We’ve been working on Natal for some time – we created Milo for the first demo – and we’d be crazy not to integrate the two… . We were getting lazy, tweaking people’s thumbs for 20 years. A button does this, it’s all so standard. We, as an industry, we have failed, to some extent, to create a unique form of entertainment and Natal makes you [as a games designer] think again.
You still need a controller to play Fable 3 but there are places in the world where you can use Natal, where it’s cute, funny, engaging. You don’t need it but it does enable an enhanced Fable 3.
So: some aspects of Fable III were meant to be Kinect enabled, and those aspects are “cute, funny, engaging”—just like in-game interactions are meant to be. It casts a different light on the previous quotation—the ability to “reach out, touch, and embrace” was supposed to be ours, not the characters —unless you want us to believe that what’s “so much more intimate than just pressing X” is just pressing A.
I think we were meant to hug these characters with our bodies, that in Molyneux’s dream, we all stood in front of our TV’s playing pat-a-cake in first person, staring at our partners and imagining the touch of their hands on ours. I think Molyneux wanted us to be our characters, and to feel—as much as we could—like we were holding these people in our arms, dancing the tango, hearing them laugh at our tickles, and maybe even kissing the air and thinking of them.
I can see how it might have worked. I have a Kinect, now, and it really is amazing how different the gaming experience is when your body is the controller. I can only imagine how different it might have been if each time I took one of these digital women on a date, I had to physically take their hand, physically embrace the air I imagined was them, physically respond to their kisses.

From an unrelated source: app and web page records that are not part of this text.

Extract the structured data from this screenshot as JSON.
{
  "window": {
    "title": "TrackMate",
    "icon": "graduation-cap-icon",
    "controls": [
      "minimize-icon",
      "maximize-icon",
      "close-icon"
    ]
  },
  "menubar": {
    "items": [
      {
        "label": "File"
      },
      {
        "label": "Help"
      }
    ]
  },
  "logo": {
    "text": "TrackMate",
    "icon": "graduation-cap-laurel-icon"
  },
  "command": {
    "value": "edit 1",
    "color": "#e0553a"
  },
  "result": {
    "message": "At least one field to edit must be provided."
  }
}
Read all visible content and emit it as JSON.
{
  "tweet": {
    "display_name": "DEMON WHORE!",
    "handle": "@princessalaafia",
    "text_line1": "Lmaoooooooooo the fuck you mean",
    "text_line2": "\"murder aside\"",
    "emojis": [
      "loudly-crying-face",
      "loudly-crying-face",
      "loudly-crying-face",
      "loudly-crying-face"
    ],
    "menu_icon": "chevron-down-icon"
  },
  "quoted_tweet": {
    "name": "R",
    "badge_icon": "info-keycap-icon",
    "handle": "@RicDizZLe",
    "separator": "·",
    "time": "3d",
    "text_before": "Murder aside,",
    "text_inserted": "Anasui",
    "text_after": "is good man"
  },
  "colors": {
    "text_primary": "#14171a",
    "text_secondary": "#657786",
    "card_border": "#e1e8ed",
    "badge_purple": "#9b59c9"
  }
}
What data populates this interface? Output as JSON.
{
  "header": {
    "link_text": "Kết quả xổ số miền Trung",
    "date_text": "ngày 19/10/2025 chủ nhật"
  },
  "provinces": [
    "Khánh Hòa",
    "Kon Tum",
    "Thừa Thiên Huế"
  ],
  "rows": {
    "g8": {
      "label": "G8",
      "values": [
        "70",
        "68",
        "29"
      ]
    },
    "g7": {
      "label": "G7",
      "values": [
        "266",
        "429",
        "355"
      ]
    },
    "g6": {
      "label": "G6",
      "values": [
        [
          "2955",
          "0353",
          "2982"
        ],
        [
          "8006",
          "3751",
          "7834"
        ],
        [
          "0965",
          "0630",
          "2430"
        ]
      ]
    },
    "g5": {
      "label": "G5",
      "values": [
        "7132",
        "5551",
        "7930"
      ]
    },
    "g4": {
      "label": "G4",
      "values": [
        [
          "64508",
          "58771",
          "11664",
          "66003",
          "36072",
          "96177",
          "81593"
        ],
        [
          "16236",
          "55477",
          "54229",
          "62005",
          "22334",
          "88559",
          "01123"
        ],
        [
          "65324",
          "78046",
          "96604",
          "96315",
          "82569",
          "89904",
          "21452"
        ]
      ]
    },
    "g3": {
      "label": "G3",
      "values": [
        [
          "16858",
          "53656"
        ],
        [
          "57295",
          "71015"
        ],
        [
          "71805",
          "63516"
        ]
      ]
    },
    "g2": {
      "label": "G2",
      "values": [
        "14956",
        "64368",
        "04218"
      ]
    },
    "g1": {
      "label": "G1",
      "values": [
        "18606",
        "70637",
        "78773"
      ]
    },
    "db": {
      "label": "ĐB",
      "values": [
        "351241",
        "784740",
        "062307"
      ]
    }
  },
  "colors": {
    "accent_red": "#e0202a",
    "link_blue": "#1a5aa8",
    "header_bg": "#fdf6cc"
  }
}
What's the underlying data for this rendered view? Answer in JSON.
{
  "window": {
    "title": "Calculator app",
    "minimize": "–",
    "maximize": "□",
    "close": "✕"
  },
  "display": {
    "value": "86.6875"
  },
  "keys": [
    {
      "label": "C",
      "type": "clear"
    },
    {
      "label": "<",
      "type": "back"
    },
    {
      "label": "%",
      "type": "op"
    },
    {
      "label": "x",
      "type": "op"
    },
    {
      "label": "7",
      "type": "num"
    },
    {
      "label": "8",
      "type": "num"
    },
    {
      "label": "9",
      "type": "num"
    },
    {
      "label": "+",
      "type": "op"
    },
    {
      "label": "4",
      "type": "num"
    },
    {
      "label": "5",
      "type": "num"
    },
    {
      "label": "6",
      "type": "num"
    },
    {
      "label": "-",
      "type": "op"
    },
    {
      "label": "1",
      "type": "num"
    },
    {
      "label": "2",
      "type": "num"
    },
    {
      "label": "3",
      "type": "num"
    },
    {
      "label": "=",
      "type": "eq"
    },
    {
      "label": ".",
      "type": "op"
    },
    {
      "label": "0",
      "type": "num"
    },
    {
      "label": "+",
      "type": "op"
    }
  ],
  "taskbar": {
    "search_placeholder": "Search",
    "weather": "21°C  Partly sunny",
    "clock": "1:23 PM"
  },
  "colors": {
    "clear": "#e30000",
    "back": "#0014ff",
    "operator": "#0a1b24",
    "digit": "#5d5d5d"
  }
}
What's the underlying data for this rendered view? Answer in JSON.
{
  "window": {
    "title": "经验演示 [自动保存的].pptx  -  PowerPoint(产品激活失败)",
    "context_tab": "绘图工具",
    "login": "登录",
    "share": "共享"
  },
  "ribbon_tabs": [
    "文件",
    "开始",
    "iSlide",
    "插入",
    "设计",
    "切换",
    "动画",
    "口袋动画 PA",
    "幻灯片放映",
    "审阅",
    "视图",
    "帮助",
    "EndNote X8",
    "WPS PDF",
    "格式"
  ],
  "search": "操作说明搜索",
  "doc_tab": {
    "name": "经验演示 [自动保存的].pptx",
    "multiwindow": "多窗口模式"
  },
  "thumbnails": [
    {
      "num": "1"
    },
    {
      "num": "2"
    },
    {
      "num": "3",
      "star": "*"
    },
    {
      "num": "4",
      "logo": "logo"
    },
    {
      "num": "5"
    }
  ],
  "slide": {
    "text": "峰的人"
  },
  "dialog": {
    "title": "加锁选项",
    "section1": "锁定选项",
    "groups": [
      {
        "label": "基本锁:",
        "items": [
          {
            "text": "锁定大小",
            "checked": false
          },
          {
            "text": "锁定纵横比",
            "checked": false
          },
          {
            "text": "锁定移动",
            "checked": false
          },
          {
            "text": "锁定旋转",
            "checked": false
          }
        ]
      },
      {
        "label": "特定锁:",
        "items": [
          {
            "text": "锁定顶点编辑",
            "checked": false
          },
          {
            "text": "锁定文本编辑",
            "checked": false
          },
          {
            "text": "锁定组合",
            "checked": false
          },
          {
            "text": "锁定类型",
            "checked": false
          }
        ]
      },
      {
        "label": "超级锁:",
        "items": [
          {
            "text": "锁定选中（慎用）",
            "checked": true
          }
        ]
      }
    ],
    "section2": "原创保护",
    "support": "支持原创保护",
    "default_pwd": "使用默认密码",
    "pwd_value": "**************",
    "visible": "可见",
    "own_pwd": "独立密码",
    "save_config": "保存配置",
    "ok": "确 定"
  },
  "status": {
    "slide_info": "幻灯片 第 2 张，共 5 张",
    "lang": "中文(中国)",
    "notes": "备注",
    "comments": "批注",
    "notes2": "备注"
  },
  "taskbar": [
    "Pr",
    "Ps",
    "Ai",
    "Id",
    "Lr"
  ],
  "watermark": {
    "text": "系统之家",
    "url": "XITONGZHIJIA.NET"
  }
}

It would have been a much different game.
As it is, though, Fable III fails for me precisely because it is not what it wishes to be: a game about real emotion.
Nota bene: Wordpress informs me that at least one reader found this post as the result of the following search, which I choose to repunctuate and interpret as a poem.
making 5 villagers love me